**Problem statement**
A faithful copy of all the data below, please; leave no line out.

::::

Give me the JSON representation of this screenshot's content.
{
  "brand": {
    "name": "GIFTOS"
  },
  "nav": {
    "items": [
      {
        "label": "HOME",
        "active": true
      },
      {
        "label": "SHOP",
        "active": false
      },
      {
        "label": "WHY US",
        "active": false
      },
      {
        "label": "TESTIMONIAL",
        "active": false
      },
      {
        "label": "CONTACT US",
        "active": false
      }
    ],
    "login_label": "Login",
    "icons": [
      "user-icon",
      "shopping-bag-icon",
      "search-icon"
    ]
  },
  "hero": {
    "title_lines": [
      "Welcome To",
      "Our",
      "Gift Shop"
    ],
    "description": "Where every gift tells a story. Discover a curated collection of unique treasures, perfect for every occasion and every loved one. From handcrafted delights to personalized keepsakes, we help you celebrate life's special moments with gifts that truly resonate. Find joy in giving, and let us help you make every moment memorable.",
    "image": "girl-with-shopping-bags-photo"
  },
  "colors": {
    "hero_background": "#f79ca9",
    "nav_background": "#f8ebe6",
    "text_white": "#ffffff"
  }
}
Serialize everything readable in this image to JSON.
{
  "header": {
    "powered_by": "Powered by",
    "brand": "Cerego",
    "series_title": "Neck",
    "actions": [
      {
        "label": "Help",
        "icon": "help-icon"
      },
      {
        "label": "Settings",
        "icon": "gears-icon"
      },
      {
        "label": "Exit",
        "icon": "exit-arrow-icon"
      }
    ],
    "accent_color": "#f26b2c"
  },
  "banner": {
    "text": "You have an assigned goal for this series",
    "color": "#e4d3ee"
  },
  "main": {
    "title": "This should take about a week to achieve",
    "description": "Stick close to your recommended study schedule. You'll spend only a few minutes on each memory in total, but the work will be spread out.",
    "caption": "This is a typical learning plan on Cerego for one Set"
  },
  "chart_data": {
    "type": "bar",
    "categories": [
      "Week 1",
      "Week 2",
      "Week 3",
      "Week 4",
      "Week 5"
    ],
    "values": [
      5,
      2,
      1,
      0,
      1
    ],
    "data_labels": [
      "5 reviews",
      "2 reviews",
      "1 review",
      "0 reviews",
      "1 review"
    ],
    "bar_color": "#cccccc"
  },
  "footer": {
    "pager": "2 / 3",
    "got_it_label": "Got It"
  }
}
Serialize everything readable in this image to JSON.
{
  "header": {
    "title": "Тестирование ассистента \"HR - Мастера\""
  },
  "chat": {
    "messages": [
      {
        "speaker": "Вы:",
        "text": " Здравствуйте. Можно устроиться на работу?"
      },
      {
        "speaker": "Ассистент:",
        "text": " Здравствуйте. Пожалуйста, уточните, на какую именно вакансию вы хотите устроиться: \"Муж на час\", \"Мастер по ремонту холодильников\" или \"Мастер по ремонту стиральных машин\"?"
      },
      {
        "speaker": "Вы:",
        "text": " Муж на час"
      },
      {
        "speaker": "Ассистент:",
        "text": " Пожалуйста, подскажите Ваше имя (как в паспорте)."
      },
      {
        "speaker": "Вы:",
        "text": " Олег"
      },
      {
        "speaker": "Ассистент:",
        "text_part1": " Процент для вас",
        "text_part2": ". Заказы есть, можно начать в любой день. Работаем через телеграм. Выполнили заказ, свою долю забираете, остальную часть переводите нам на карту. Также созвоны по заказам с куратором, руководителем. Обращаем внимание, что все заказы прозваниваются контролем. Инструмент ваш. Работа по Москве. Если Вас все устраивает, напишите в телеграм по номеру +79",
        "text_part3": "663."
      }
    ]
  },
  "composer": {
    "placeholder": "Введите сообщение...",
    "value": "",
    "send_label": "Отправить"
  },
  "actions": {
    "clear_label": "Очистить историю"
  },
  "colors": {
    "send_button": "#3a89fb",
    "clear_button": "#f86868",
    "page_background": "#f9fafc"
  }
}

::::

**Your solution**
Give me the JSON representation of this screenshot's content.
{
  "brand": {
    "name": "GIFTOS"
  },
  "nav": {
    "items": [
      {
        "label": "HOME",
        "active": true
      },
      {
        "label": "SHOP",
        "active": false
      },
      {
        "label": "WHY US",
        "active": false
      },
      {
        "label": "TESTIMONIAL",
        "active": false
      },
      {
        "label": "CONTACT US",
        "active": false
      }
    ],
    "login_label": "Login",
    "icons": [
      "user-icon",
      "shopping-bag-icon",
      "search-icon"
    ]
  },
  "hero": {
    "title_lines": [
      "Welcome To",
      "Our",
      "Gift Shop"
    ],
    "description": "Where every gift tells a story. Discover a curated collection of unique treasures, perfect for every occasion and every loved one. From handcrafted delights to personalized keepsakes, we help you celebrate life's special moments with gifts that truly resonate. Find joy in giving, and let us help you make every moment memorable.",
    "image": "girl-with-shopping-bags-photo"
  },
  "colors": {
    "hero_background": "#f79ca9",
    "nav_background": "#f8ebe6",
    "text_white": "#ffffff"
  }
}
Serialize everything readable in this image to JSON.
{
  "header": {
    "powered_by": "Powered by",
    "brand": "Cerego",
    "series_title": "Neck",
    "actions": [
      {
        "label": "Help",
        "icon": "help-icon"
      },
      {
        "label": "Settings",
        "icon": "gears-icon"
      },
      {
        "label": "Exit",
        "icon": "exit-arrow-icon"
      }
    ],
    "accent_color": "#f26b2c"
  },
  "banner": {
    "text": "You have an assigned goal for this series",
    "color": "#e4d3ee"
  },
  "main": {
    "title": "This should take about a week to achieve",
    "description": "Stick close to your recommended study schedule. You'll spend only a few minutes on each memory in total, but the work will be spread out.",
    "caption": "This is a typical learning plan on Cerego for one Set"
  },
  "chart_data": {
    "type": "bar",
    "categories": [
      "Week 1",
      "Week 2",
      "Week 3",
      "Week 4",
      "Week 5"
    ],
    "values": [
      5,
      2,
      1,
      0,
      1
    ],
    "data_labels": [
      "5 reviews",
      "2 reviews",
      "1 review",
      "0 reviews",
      "1 review"
    ],
    "bar_color": "#cccccc"
  },
  "footer": {
    "pager": "2 / 3",
    "got_it_label": "Got It"
  }
}
Serialize everything readable in this image to JSON.
{
  "header": {
    "title": "Тестирование ассистента \"HR - Мастера\""
  },
  "chat": {
    "messages": [
      {
        "speaker": "Вы:",
        "text": " Здравствуйте. Можно устроиться на работу?"
      },
      {
        "speaker": "Ассистент:",
        "text": " Здравствуйте. Пожалуйста, уточните, на какую именно вакансию вы хотите устроиться: \"Муж на час\", \"Мастер по ремонту холодильников\" или \"Мастер по ремонту стиральных машин\"?"
      },
      {
        "speaker": "Вы:",
        "text": " Муж на час"
      },
      {
        "speaker": "Ассистент:",
        "text": " Пожалуйста, подскажите Ваше имя (как в паспорте)."
      },
      {
        "speaker": "Вы:",
        "text": " Олег"
      },
      {
        "speaker": "Ассистент:",
        "text_part1": " Процент для вас",
        "text_part2": ". Заказы есть, можно начать в любой день. Работаем через телеграм. Выполнили заказ, свою долю забираете, остальную часть переводите нам на карту. Также созвоны по заказам с куратором, руководителем. Обращаем внимание, что все заказы прозваниваются контролем. Инструмент ваш. Работа по Москве. Если Вас все устраивает, напишите в телеграм по номеру +79",
        "text_part3": "663."
      }
    ]
  },
  "composer": {
    "placeholder": "Введите сообщение...",
    "value": "",
    "send_label": "Отправить"
  },
  "actions": {
    "clear_label": "Очистить историю"
  },
  "colors": {
    "send_button": "#3a89fb",
    "clear_button": "#f86868",
    "page_background": "#f9fafc"
  }
}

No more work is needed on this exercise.